But Hardaway is no longer at East High.
So rather than play another season at East High for a new head coach, against players who can't compete with him while taking curriculum that's likely not challenging for a student of Wiseman's caliber, wouldn't it make more sense to graduate early and go ahead and get into college -- where the academics, competition and workouts are vastly superior? While acknowledging it's neither my business nor choice to make, it seems like a reasonable move under these specific set of circumstances. And the reason Calipari and Hardaway will likely eventually push for it, in some form, is because Wiseman's birthday is March 31, 2001.
He just turned 17.
Which means no matter when he graduates high school, this year or next, Wiseman won't be eligible for the NBA Draft until 2020, according to the current CBA, because he won't turn 19 until March 31, 2020. In other words, if either Kentucky or Memphis can convince Wiseman to reclassify, they'll be getting two seasons of college basketball from the No. 1 prospect in the nation.
How wild would that be?

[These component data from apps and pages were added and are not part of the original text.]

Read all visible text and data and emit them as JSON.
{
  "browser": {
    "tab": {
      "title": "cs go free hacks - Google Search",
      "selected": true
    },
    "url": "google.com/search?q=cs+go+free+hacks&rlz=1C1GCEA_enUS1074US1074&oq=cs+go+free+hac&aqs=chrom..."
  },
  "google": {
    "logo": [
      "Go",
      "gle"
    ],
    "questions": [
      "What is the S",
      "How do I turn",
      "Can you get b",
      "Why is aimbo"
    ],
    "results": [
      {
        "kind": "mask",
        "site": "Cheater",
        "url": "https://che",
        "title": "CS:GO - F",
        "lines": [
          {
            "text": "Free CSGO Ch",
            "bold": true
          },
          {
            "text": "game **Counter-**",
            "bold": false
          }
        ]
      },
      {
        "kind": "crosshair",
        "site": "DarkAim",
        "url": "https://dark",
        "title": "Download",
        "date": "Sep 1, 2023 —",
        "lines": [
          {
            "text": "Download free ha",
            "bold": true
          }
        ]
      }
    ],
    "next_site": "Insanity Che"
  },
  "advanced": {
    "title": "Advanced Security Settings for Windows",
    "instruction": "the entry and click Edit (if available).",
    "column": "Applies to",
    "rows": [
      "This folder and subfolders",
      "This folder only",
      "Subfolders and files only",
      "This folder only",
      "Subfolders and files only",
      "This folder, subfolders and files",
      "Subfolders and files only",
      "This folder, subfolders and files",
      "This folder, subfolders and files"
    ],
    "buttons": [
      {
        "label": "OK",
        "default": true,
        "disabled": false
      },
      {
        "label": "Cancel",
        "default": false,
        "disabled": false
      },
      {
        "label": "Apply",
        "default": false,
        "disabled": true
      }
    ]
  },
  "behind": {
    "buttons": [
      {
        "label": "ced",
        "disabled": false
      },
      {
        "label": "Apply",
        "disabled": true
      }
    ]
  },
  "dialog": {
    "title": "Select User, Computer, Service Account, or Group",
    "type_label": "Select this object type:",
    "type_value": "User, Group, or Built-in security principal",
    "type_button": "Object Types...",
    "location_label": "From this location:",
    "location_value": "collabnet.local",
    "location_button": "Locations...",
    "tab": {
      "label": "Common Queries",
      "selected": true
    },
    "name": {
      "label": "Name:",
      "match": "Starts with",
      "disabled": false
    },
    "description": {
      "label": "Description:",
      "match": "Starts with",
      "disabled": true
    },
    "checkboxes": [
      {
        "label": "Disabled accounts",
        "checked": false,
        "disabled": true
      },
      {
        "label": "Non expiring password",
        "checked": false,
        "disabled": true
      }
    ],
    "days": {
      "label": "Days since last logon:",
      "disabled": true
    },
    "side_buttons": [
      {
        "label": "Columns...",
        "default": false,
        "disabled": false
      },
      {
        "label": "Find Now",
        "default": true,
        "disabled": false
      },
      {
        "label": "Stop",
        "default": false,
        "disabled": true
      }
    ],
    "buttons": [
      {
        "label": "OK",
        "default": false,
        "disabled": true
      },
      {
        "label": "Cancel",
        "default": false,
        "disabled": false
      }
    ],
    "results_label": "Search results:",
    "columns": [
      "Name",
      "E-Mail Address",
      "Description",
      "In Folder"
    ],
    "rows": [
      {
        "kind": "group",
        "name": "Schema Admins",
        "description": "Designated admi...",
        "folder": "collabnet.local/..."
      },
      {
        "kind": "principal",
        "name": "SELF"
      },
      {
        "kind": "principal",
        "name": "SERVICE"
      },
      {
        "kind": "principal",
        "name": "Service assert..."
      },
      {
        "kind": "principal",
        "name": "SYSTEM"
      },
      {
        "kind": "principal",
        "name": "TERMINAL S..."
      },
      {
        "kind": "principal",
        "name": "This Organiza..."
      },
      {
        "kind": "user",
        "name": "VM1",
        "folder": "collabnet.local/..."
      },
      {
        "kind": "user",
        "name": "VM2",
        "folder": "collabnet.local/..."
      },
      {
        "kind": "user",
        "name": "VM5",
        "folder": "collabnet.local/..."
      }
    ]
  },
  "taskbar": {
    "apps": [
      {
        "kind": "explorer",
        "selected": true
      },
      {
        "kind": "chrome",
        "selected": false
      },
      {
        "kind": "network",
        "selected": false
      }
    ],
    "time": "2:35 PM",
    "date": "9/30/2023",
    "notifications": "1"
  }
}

And the sales pitch to encourage Wiseman to reclassify is a simple one, I think. It would go something like this: "You gain very little by spending another year at East High, where the coach you moved there to play for no longer works. You won't be challenged academically. You won't be challenged athletically. You'll likely look up in a year and be no different than you are right now. But if you go ahead and enroll in college, we'll get you on a college workout plan immediately. We'll get you on a college diet immediately. And we'll get you in college practices -- where you'll be surrounded by people who can push you and help you improve. You would then have two years at the high-major level to prepare for the NBA, which suggests you'd be better prepared for the NBA when you enter the league in 2020. And you'll have two years, as opposed to one, of playing on national television every week, which should help you build a bigger brand before you get to the NBA, which could literally be worth millions of dollars in endorsements. Beyond that, we know you're a bright kid and that school is important to you. So understand that this plan would give you two years, as opposed to one, to work toward a degree before you become a professional -- meaning you'd be at least half way toward a bachelor's degree when you enter the NBA Draft and thus in a better position to eventually be a college graduate."

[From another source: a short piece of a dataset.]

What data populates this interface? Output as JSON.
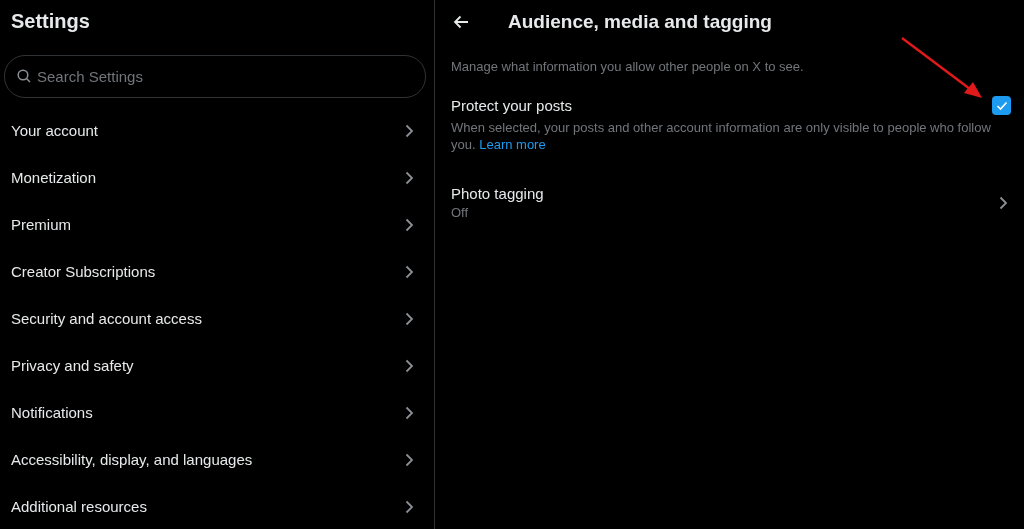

If you're Wiseman, you'd have to at least consider that, right?
Again, I think so.
But if not, fine. Because what we've got here, regardless of whether Wiseman enters college in 2018 or 2019, is the most fascinating recruiting battle of the year and perhaps all-time, if only because there's never been anything like it. It's the greatest coach in Memphis history (Calipari) vs. the greatest player in Memphis history (Hardaway) for the nation's No. 1 prospect (Wiseman) who attends high school only 1.2 miles from the Memphis campus and just finished winning a state championship while playing for the new Memphis coach (Hardaway), who has such a strong relationship with the family of the nation's No. 1 prospect (Wiseman) that they moved from Nashville to Memphis last year.
The Wisemans already picked Penny Hardaway once.
Will they do it again?
Or will John Calipari prevail like usual?
As always, we'll see. But it's a fascinating story that'll be fun to watch unfold no matter how it ends. It's high-stakes stuff for the kid nicknamed "The Big Ticket." He swears neither Kentucky nor Memphis is above the other right now. But, eventually, one will have to be.